I have a strong feeling that database design and normalisation often comes in second hand when dealing with spatial data.
With software costing a fortune and databases with over 100 fields tables I have to ask:
Is there good reasons for taking other considerations than normalisation when designing a spatial database?
I guess people will ask for examples, but that I can not give here, so my question is maybe more aimed for those who means that 100 fields is no problem and easier to maintain than a proper normalized design. What is the arguments?
Ok, I have got two answers pointing in the same direction as my own belief. But why is that often not followed? I will give some of my own thoughts that maybe someone can deny or verify.
Is it the software that forces people to work in a special way?
Or is it just that the software hides the database behind the desktop GIS?
One theory is that in education and organizations there is that the database part is kept away from GIS part. That there is different people running tools on geometries from the people knowing the database. Can that be the case?

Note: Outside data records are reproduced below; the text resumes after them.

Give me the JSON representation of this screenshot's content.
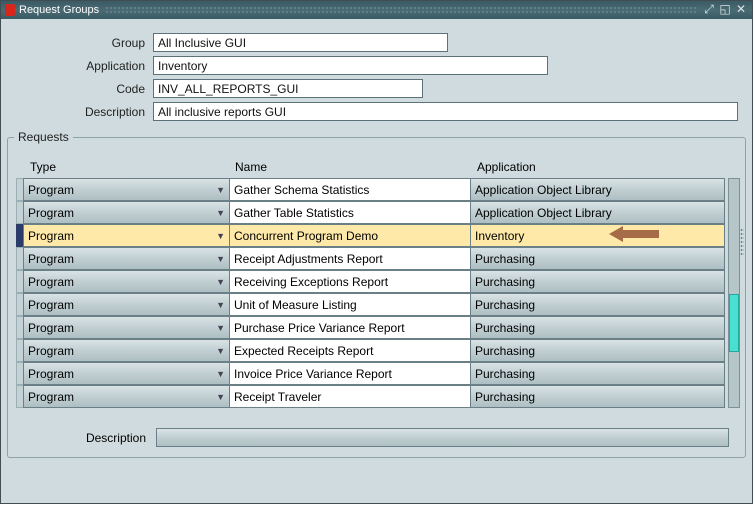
{
  "window": {
    "title": "Request Groups"
  },
  "form": {
    "labels": {
      "group": "Group",
      "application": "Application",
      "code": "Code",
      "description": "Description"
    },
    "values": {
      "group": "All Inclusive GUI",
      "application": "Inventory",
      "code": "INV_ALL_REPORTS_GUI",
      "description": "All inclusive reports GUI"
    }
  },
  "requests": {
    "legend": "Requests",
    "columns": {
      "type": "Type",
      "name": "Name",
      "application": "Application"
    },
    "rows": [
      {
        "type": "Program",
        "name": "Gather Schema Statistics",
        "application": "Application Object Library",
        "selected": false
      },
      {
        "type": "Program",
        "name": "Gather Table Statistics",
        "application": "Application Object Library",
        "selected": false
      },
      {
        "type": "Program",
        "name": "Concurrent Program Demo",
        "application": "Inventory",
        "selected": true
      },
      {
        "type": "Program",
        "name": "Receipt Adjustments Report",
        "application": "Purchasing",
        "selected": false
      },
      {
        "type": "Program",
        "name": "Receiving Exceptions Report",
        "application": "Purchasing",
        "selected": false
      },
      {
        "type": "Program",
        "name": "Unit of Measure Listing",
        "application": "Purchasing",
        "selected": false
      },
      {
        "type": "Program",
        "name": "Purchase Price Variance Report",
        "application": "Purchasing",
        "selected": false
      },
      {
        "type": "Program",
        "name": "Expected Receipts Report",
        "application": "Purchasing",
        "selected": false
      },
      {
        "type": "Program",
        "name": "Invoice Price Variance Report",
        "application": "Purchasing",
        "selected": false
      },
      {
        "type": "Program",
        "name": "Receipt Traveler",
        "application": "Purchasing",
        "selected": false
      }
    ],
    "bottom_description_label": "Description",
    "bottom_description_value": ""
  }
}
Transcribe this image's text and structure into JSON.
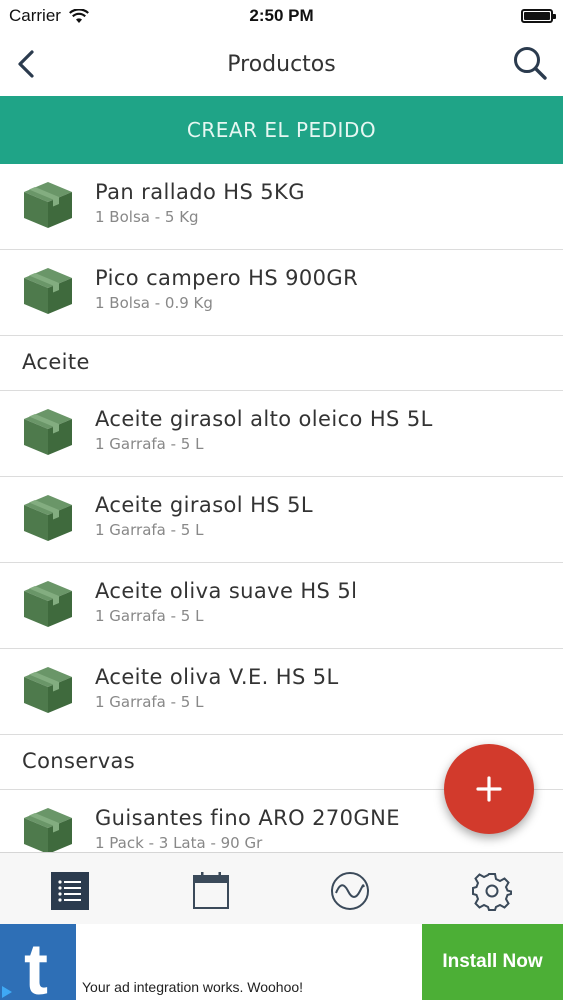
{
  "status_bar": {
    "carrier": "Carrier",
    "time": "2:50 PM"
  },
  "nav": {
    "title": "Productos",
    "back_icon": "chevron-left-icon",
    "search_icon": "search-icon"
  },
  "create_order": {
    "label": "CREAR EL PEDIDO"
  },
  "colors": {
    "accent": "#1fa487",
    "fab": "#d23a2c",
    "box": "#4e7a4c",
    "ad_button": "#4caf36",
    "ad_logo": "#2e6fb6"
  },
  "list": {
    "group0": [
      {
        "name": "Pan rallado HS 5KG",
        "detail": "1 Bolsa - 5 Kg"
      },
      {
        "name": "Pico campero HS 900GR",
        "detail": "1 Bolsa - 0.9 Kg"
      }
    ],
    "sections": [
      {
        "title": "Aceite",
        "items": [
          {
            "name": "Aceite girasol alto oleico HS 5L",
            "detail": "1 Garrafa - 5 L"
          },
          {
            "name": "Aceite girasol HS 5L",
            "detail": "1 Garrafa - 5 L"
          },
          {
            "name": "Aceite oliva suave HS 5l",
            "detail": "1 Garrafa - 5 L"
          },
          {
            "name": "Aceite oliva V.E. HS 5L",
            "detail": "1 Garrafa - 5 L"
          }
        ]
      },
      {
        "title": "Conservas",
        "items": [
          {
            "name": "Guisantes fino ARO 270GNE",
            "detail": "1 Pack - 3 Lata - 90 Gr"
          }
        ]
      }
    ]
  },
  "fab": {
    "icon": "plus-icon"
  },
  "tabs": [
    {
      "icon": "list-icon",
      "active": true
    },
    {
      "icon": "calendar-icon",
      "active": false
    },
    {
      "icon": "chart-wave-icon",
      "active": false
    },
    {
      "icon": "gear-icon",
      "active": false
    }
  ],
  "ad": {
    "message": "Your ad integration works. Woohoo!",
    "button": "Install Now",
    "logo_letter": "t"
  }
}
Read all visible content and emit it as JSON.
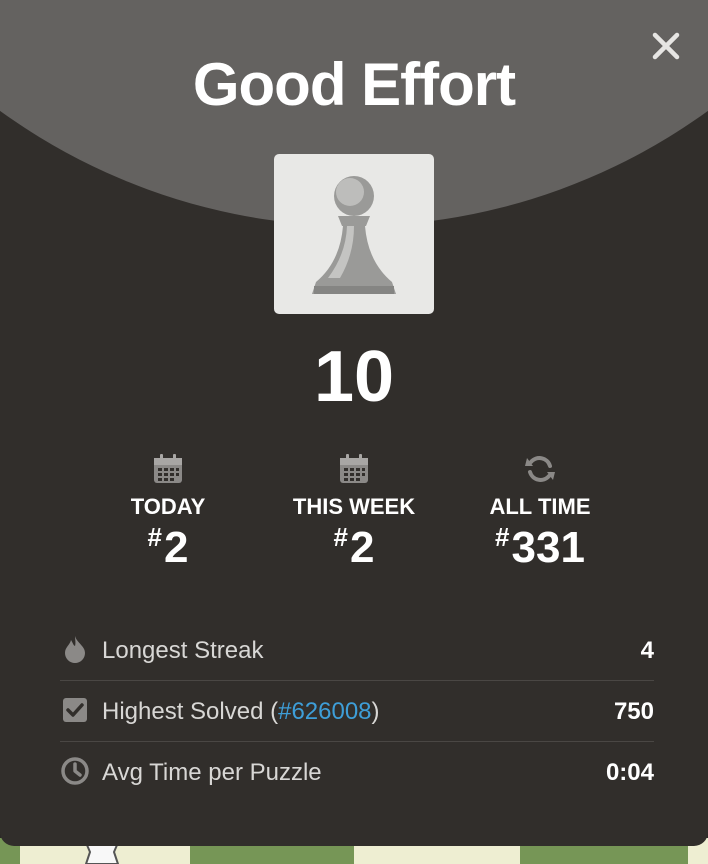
{
  "modal": {
    "title": "Good Effort",
    "score": "10",
    "close_icon": "close-icon",
    "pawn_icon": "pawn-icon"
  },
  "ranks": [
    {
      "icon": "calendar-icon",
      "label": "TODAY",
      "hash": "#",
      "value": "2"
    },
    {
      "icon": "calendar-icon",
      "label": "THIS WEEK",
      "hash": "#",
      "value": "2"
    },
    {
      "icon": "refresh-icon",
      "label": "ALL TIME",
      "hash": "#",
      "value": "331"
    }
  ],
  "stats": [
    {
      "icon": "flame-icon",
      "label": "Longest Streak",
      "value": "4"
    },
    {
      "icon": "checkbox-icon",
      "label_prefix": "Highest Solved (",
      "link": "#626008",
      "label_suffix": ")",
      "value": "750"
    },
    {
      "icon": "clock-icon",
      "label": "Avg Time per Puzzle",
      "value": "0:04"
    }
  ],
  "colors": {
    "modal_bg": "#312e2b",
    "arc": "#646260",
    "link": "#3e9ed8",
    "board_green": "#769656"
  }
}
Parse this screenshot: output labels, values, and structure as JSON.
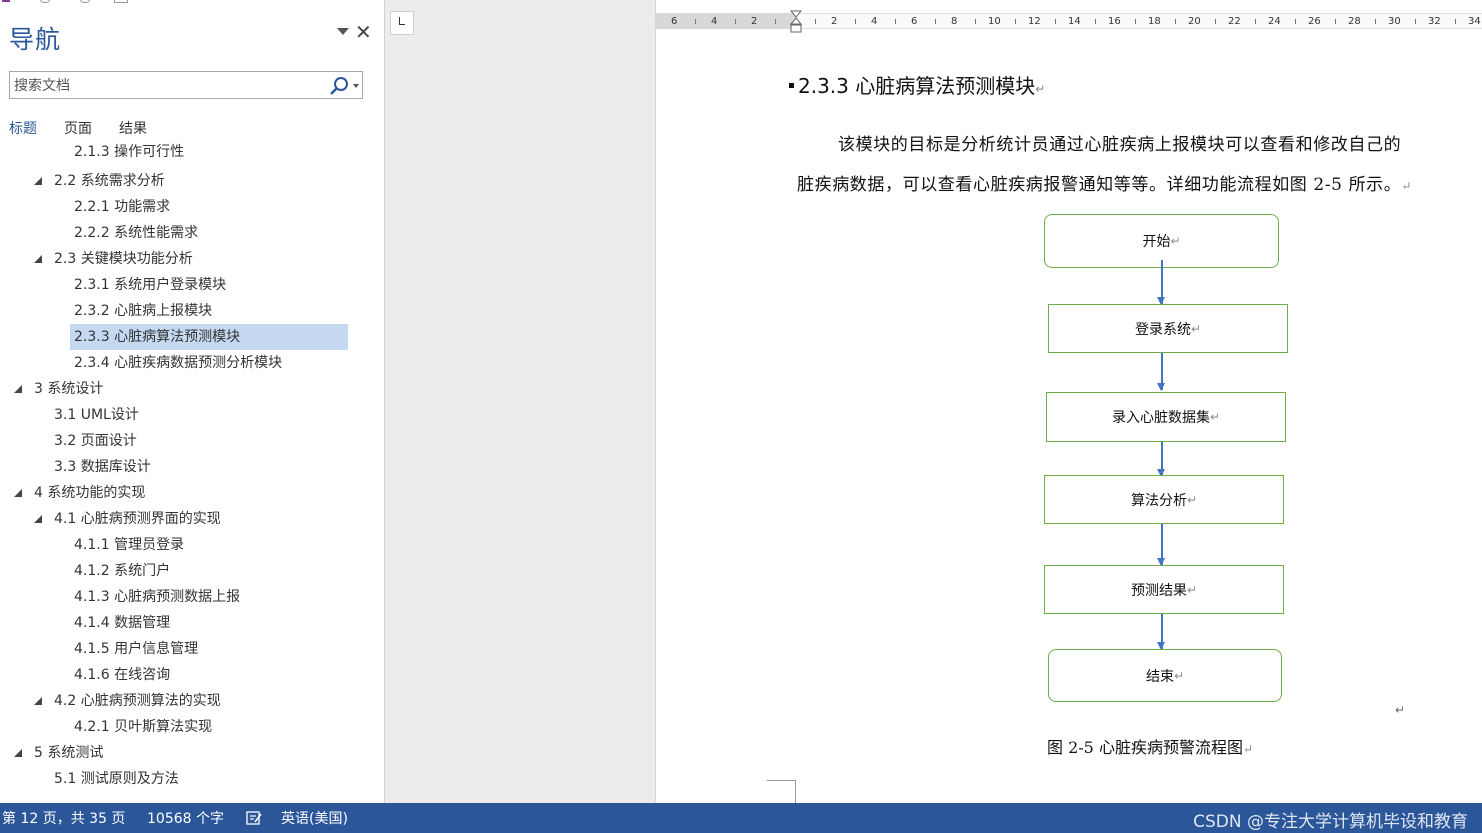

Is it a lack in the education of GIS-professionals to get to understand the relational database concept?